» WHAT IS REQUIRED
The expected output is each line below containing "phonetic", copied in full.
*** Opening INPUT FOR THIS TASK ***
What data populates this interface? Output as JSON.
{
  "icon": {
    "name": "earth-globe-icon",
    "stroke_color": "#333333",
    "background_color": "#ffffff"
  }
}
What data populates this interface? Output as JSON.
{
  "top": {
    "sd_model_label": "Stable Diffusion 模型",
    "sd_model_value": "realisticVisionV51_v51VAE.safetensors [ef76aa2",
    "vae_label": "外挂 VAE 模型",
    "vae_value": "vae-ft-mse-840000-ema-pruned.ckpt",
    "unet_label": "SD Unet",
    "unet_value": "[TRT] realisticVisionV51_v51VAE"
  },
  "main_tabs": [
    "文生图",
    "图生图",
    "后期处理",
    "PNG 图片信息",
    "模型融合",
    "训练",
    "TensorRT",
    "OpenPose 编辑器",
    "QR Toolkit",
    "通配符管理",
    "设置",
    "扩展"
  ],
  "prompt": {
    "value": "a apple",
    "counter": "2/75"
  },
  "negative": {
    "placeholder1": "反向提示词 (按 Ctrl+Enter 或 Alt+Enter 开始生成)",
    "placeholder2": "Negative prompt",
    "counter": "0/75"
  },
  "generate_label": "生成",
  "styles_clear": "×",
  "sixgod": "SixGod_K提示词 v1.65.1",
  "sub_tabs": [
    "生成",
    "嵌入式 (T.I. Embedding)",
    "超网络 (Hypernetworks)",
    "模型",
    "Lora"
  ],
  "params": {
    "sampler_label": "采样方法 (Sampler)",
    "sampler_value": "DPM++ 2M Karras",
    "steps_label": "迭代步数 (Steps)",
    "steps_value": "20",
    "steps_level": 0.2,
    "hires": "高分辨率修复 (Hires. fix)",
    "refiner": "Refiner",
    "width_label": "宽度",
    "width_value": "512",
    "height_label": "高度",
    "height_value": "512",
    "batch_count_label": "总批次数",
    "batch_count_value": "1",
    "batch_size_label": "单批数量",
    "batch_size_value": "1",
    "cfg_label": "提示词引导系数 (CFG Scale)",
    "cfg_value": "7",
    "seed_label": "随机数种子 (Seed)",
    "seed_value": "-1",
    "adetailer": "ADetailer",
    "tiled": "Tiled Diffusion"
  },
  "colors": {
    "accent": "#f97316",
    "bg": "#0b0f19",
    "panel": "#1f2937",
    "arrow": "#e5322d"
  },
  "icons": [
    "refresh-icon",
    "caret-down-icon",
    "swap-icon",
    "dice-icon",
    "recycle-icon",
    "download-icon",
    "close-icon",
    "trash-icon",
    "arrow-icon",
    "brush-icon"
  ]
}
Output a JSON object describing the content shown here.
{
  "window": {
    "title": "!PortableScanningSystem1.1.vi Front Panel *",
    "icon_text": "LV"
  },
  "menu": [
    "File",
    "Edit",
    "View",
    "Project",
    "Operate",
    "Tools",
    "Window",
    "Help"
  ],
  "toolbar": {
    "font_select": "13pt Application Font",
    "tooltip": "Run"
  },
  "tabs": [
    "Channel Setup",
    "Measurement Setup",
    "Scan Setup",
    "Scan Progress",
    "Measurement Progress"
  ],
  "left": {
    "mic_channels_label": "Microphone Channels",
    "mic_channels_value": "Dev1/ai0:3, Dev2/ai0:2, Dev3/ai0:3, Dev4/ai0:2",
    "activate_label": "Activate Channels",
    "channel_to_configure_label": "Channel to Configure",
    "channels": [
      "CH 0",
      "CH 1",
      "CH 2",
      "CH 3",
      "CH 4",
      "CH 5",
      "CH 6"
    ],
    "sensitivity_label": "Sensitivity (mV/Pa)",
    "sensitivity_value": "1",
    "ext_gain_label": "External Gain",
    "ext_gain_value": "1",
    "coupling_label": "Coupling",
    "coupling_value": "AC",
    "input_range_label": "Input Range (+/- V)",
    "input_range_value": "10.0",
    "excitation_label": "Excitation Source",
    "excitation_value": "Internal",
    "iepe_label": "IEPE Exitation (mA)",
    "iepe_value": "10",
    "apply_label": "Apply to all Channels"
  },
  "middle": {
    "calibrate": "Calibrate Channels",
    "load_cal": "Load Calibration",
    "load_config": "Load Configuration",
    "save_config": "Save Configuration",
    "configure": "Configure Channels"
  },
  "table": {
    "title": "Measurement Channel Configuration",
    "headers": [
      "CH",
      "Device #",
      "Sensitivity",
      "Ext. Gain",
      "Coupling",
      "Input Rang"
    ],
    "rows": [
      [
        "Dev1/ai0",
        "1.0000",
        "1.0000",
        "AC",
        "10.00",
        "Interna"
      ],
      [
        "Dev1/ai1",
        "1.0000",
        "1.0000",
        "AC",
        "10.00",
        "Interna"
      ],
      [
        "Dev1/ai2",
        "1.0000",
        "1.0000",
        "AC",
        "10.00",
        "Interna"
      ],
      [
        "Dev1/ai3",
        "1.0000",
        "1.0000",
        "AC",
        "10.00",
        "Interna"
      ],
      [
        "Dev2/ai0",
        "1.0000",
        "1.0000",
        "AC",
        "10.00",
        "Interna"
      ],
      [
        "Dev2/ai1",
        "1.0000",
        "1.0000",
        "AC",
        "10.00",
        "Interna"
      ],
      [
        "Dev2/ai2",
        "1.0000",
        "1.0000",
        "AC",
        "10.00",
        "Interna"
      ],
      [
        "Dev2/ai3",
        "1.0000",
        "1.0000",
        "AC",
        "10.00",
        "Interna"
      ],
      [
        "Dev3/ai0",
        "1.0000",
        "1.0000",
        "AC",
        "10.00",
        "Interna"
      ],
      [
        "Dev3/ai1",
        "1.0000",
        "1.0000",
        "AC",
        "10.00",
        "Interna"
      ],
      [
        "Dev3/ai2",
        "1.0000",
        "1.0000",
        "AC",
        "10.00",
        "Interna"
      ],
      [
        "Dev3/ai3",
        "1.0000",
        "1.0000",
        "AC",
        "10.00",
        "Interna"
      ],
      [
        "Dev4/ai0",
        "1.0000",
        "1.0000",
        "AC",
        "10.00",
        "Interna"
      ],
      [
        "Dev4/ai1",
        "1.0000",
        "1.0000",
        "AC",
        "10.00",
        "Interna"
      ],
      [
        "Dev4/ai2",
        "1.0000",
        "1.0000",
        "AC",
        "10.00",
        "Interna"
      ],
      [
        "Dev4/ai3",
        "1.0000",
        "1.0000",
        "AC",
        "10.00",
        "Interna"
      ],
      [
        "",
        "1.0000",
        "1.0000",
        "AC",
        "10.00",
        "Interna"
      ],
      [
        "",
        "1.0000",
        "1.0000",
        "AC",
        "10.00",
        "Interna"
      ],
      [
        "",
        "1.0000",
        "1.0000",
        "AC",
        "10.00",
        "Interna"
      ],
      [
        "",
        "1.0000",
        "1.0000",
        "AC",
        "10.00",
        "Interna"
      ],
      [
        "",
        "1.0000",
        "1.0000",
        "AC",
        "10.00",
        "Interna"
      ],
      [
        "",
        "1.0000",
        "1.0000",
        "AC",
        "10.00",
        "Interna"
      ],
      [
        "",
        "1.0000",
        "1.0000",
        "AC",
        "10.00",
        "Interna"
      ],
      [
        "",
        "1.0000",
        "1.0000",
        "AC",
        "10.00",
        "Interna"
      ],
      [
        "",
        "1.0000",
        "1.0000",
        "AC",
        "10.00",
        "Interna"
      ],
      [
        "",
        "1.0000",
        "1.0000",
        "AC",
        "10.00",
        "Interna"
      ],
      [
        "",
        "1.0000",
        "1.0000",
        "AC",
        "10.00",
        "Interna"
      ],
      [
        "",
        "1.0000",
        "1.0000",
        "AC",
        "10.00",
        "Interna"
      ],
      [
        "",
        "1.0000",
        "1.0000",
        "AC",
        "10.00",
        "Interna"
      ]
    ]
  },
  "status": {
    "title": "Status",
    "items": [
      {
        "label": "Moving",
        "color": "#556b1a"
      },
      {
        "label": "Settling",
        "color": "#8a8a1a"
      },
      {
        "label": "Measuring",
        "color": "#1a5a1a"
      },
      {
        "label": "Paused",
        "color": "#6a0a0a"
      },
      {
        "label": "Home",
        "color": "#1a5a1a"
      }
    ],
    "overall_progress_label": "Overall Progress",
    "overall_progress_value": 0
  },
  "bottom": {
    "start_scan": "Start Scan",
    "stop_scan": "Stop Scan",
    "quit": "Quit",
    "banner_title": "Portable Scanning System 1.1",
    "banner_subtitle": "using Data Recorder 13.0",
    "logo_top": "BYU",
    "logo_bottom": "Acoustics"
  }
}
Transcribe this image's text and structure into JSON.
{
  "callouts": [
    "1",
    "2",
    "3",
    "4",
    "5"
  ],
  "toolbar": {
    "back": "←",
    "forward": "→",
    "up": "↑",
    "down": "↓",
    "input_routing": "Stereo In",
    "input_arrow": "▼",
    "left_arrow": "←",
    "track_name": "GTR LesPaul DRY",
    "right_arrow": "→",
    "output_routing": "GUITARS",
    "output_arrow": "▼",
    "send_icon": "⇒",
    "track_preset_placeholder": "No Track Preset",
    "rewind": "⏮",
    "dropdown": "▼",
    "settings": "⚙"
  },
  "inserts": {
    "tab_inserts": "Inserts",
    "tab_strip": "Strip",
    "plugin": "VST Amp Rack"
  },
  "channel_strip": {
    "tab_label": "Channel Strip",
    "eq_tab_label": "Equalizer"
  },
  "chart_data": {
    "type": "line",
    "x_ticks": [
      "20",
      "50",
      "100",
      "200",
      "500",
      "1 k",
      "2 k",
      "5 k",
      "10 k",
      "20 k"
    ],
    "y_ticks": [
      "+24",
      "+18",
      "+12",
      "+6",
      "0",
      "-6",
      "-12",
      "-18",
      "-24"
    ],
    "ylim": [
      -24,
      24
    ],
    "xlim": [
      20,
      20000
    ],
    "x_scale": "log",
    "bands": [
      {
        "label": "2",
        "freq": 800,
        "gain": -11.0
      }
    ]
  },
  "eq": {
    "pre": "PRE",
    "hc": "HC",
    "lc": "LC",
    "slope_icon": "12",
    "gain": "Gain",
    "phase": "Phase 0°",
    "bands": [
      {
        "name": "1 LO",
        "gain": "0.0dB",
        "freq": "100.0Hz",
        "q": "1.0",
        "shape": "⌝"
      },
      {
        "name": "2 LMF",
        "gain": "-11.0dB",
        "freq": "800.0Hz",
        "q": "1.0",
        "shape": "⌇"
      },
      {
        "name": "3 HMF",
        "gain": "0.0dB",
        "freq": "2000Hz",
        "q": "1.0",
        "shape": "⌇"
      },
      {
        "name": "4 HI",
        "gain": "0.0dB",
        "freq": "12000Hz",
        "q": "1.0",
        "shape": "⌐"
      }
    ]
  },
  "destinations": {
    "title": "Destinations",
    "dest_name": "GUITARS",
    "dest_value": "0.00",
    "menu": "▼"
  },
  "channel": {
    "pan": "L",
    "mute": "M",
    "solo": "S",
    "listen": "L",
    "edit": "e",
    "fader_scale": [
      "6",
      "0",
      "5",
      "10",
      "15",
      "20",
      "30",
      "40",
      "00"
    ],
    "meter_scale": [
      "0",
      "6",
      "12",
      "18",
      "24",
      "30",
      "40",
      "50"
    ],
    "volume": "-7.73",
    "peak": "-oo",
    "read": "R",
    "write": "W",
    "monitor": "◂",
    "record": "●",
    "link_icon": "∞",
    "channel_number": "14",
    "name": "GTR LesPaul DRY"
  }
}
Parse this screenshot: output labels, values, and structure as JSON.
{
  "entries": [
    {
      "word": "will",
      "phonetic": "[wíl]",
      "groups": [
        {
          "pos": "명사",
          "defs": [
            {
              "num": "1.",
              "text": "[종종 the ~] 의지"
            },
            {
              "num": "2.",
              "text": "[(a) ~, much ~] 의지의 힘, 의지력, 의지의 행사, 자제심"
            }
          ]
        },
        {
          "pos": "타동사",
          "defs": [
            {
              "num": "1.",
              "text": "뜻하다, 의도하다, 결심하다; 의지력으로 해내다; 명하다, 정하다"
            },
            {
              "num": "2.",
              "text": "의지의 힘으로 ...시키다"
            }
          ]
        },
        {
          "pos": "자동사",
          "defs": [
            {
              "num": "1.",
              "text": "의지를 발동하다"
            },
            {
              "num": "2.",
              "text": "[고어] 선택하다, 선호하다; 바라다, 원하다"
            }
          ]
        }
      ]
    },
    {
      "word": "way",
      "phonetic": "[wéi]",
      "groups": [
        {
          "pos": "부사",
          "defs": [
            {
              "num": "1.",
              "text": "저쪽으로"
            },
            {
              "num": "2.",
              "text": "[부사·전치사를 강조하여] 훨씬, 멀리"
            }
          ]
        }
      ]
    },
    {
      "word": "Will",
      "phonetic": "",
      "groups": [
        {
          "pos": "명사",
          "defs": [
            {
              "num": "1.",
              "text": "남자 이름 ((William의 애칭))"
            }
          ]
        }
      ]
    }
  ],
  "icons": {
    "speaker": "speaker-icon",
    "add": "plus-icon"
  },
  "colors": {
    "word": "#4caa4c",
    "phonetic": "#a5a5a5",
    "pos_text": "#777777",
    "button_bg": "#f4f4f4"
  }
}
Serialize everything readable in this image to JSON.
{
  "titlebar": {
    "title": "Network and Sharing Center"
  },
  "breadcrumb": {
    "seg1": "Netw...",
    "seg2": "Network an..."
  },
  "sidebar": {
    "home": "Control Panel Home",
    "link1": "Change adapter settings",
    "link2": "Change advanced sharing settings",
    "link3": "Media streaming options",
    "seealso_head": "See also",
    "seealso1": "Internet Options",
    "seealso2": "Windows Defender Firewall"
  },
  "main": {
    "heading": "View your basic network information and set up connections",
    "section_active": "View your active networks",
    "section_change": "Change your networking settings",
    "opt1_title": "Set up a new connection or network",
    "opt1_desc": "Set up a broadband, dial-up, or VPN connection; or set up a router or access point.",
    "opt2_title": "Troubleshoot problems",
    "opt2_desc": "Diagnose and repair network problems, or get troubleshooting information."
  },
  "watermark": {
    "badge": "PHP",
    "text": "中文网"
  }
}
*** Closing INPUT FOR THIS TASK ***
» TASK RESULT
      "phonetic": "[wíl]",
      "phonetic": "[wéi]",
      "phonetic": "",
    "phonetic": "#a5a5a5",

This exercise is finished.